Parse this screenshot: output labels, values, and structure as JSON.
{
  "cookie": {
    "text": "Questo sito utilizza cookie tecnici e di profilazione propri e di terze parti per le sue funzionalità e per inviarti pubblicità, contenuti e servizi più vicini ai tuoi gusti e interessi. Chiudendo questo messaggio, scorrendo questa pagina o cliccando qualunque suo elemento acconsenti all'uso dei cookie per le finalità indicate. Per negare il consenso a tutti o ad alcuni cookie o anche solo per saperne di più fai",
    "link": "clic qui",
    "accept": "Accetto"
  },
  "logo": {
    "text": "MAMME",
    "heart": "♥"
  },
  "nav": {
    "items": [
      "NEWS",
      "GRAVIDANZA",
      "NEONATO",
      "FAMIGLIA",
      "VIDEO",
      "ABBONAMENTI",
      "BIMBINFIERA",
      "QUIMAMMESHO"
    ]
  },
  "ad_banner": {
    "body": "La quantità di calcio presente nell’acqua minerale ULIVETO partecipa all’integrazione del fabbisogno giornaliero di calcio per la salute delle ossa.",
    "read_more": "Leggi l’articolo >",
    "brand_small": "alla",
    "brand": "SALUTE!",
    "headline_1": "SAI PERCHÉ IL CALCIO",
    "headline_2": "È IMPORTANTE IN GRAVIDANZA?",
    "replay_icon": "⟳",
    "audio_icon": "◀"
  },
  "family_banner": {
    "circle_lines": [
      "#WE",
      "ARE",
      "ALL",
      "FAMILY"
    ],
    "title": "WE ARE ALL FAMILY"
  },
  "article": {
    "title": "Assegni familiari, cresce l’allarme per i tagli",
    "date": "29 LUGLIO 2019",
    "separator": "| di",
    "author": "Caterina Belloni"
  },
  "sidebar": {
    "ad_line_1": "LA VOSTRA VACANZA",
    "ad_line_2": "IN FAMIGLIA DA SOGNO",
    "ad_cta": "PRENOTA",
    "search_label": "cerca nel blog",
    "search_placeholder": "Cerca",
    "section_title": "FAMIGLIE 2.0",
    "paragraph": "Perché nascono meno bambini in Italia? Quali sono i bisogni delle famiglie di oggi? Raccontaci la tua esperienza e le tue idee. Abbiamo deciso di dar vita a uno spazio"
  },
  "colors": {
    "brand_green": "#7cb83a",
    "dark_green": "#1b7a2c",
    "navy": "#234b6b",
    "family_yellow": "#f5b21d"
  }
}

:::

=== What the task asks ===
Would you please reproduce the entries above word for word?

=== Exercise answer ===
Parse this screenshot: output labels, values, and structure as JSON.
{
  "cookie": {
    "text": "Questo sito utilizza cookie tecnici e di profilazione propri e di terze parti per le sue funzionalità e per inviarti pubblicità, contenuti e servizi più vicini ai tuoi gusti e interessi. Chiudendo questo messaggio, scorrendo questa pagina o cliccando qualunque suo elemento acconsenti all'uso dei cookie per le finalità indicate. Per negare il consenso a tutti o ad alcuni cookie o anche solo per saperne di più fai",
    "link": "clic qui",
    "accept": "Accetto"
  },
  "logo": {
    "text": "MAMME",
    "heart": "♥"
  },
  "nav": {
    "items": [
      "NEWS",
      "GRAVIDANZA",
      "NEONATO",
      "FAMIGLIA",
      "VIDEO",
      "ABBONAMENTI",
      "BIMBINFIERA",
      "QUIMAMMESHO"
    ]
  },
  "ad_banner": {
    "body": "La quantità di calcio presente nell’acqua minerale ULIVETO partecipa all’integrazione del fabbisogno giornaliero di calcio per la salute delle ossa.",
    "read_more": "Leggi l’articolo >",
    "brand_small": "alla",
    "brand": "SALUTE!",
    "headline_1": "SAI PERCHÉ IL CALCIO",
    "headline_2": "È IMPORTANTE IN GRAVIDANZA?",
    "replay_icon": "⟳",
    "audio_icon": "◀"
  },
  "family_banner": {
    "circle_lines": [
      "#WE",
      "ARE",
      "ALL",
      "FAMILY"
    ],
    "title": "WE ARE ALL FAMILY"
  },
  "article": {
    "title": "Assegni familiari, cresce l’allarme per i tagli",
    "date": "29 LUGLIO 2019",
    "separator": "| di",
    "author": "Caterina Belloni"
  },
  "sidebar": {
    "ad_line_1": "LA VOSTRA VACANZA",
    "ad_line_2": "IN FAMIGLIA DA SOGNO",
    "ad_cta": "PRENOTA",
    "search_label": "cerca nel blog",
    "search_placeholder": "Cerca",
    "section_title": "FAMIGLIE 2.0",
    "paragraph": "Perché nascono meno bambini in Italia? Quali sono i bisogni delle famiglie di oggi? Raccontaci la tua esperienza e le tue idee. Abbiamo deciso di dar vita a uno spazio"
  },
  "colors": {
    "brand_green": "#7cb83a",
    "dark_green": "#1b7a2c",
    "navy": "#234b6b",
    "family_yellow": "#f5b21d"
  }
}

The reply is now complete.